Coldstone and Ivy has heart - a clockwork heart
While Coldstone and Ivy may not be the most innovative steampunk mystery, it is entertaining and the vast array of historical and literary cameos are sure to bring a chuckle. Like many of the steampunk mysteries I've read, Jack the Ripper plays a central role, but Dickson's approach is somewhat different. The Mad Lord of Lasingstoke has a terrible gift, the ability to see and understand the dead, who seek him out so that their deaths may be avenged. Ivy Savage is a young woman who dreams of living an adventurous life, while penning "Penny Dreadfuls" in which her heroine solves mysteries. But surprisingly, it is the Christien, the Mad Lord's brother, and her erstwhile suitor, a medical student plagued by blackouts. His plight draws the most empathy at least in the first half of the novel. The second half of the novel is far more emotionally charged, and Sebastien and Ivy show much more depth and complexity.

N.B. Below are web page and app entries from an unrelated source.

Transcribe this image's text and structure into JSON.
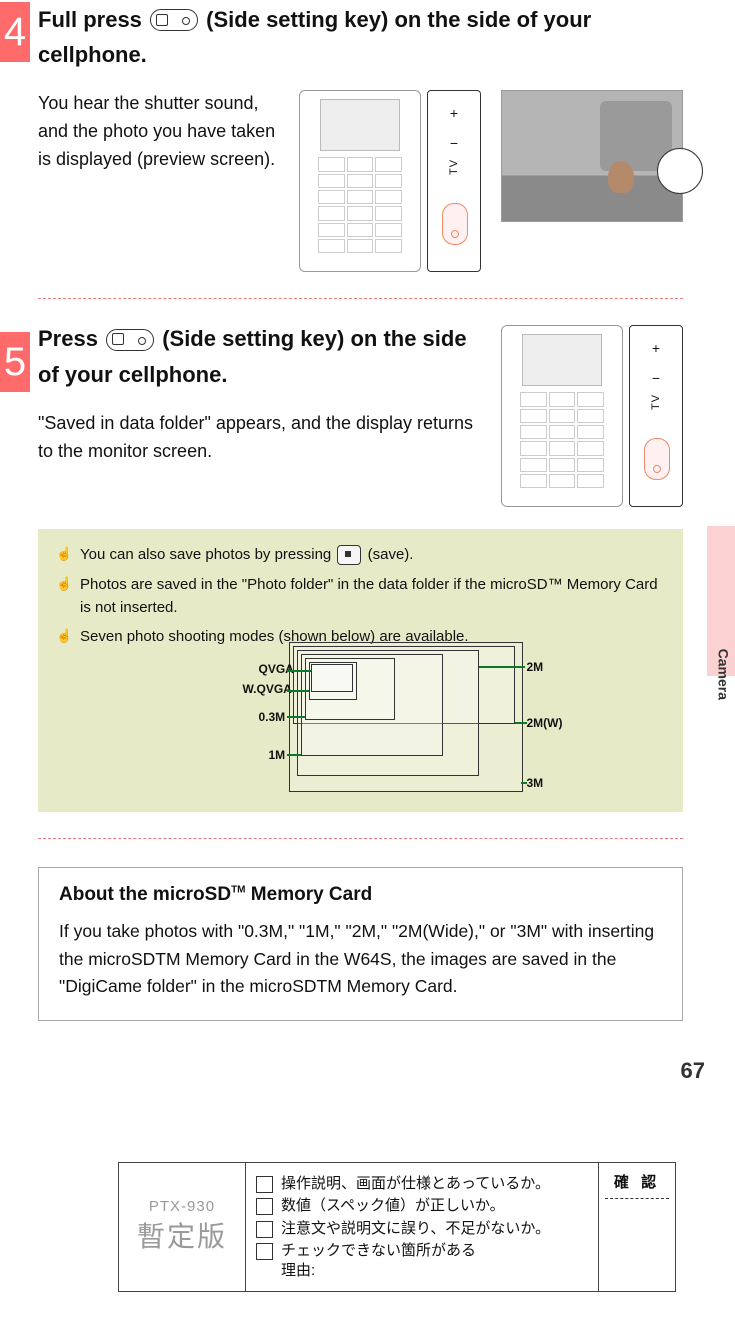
{
  "step4": {
    "num": "4",
    "heading_before": "Full press ",
    "heading_after": " (Side setting key) on the side of your cellphone.",
    "body": "You hear the shutter sound, and the photo you have taken is displayed (preview screen)."
  },
  "step5": {
    "num": "5",
    "heading_before": "Press ",
    "heading_after": " (Side setting key) on the side of your cellphone.",
    "body": "\"Saved in data folder\" appears, and the display returns to the monitor screen."
  },
  "tips": {
    "t1_before": "You can also save photos by pressing ",
    "t1_after": " (save).",
    "t2": "Photos are saved in the \"Photo folder\" in the data folder if the microSD™ Memory Card is not inserted.",
    "t3": "Seven photo shooting modes (shown below) are available."
  },
  "modes": {
    "qvga": "QVGA",
    "wqvga": "W.QVGA",
    "m03": "0.3M",
    "m1": "1M",
    "m2": "2M",
    "m2w": "2M(W)",
    "m3": "3M"
  },
  "about": {
    "title_before": "About the microSD",
    "title_tm": "TM",
    "title_after": " Memory Card",
    "body": "If you take photos with \"0.3M,\" \"1M,\" \"2M,\" \"2M(Wide),\" or \"3M\" with inserting the microSDTM Memory Card in the W64S, the images are saved in the \"DigiCame folder\" in the microSDTM Memory Card."
  },
  "side_label": "Camera",
  "page_number": "67",
  "footer": {
    "code": "PTX-930",
    "prov": "暫定版",
    "c1": "操作説明、画面が仕様とあっているか。",
    "c2": "数値（スペック値）が正しいか。",
    "c3": "注意文や説明文に誤り、不足がないか。",
    "c4": "チェックできない箇所がある",
    "c4b": "理由:",
    "confirm": "確 認"
  }
}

Don't be discouraged by the slow beginning. The novel picks up in pace and quality in the second half, culminating in a thrilling ending that leaves many possibilities for a follow up.
On the whole, reading Coldstone and Ivy is a pleasure. I can definitely recommend the novel to fans of steampunk, particularly those who like a light touch of romance thrown in.

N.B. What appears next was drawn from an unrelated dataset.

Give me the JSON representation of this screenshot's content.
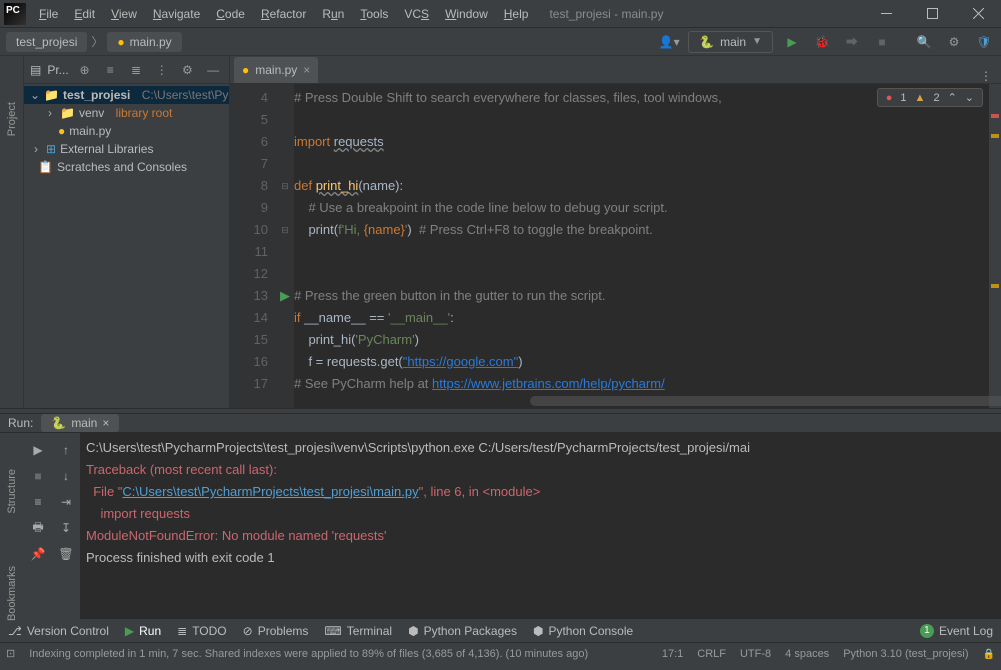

I received a copy of Coldstone and Ivy from the publisher and netgalley.com in exchange for an honest review.
Jack the Ripper gave her his heart. Now he wants it back.
The year is 1888, the clockwork British Empire is crumbling and young writer Ivy Savage has literally received a heart in the post. Terrified, her father sends her north to a strange sanitarium in Lancashire where the brilliant but unpredictable “Mad Lord of Lasingstoke” makes his home.
Here, Ivy finds the dead are as dangerous as the living and she is immediately swept into a world of manners, mystery, and supernatural intrigue, uncovering a secret that will lead both her and the Mad Lord back to London and the dark streets of Whitechapel.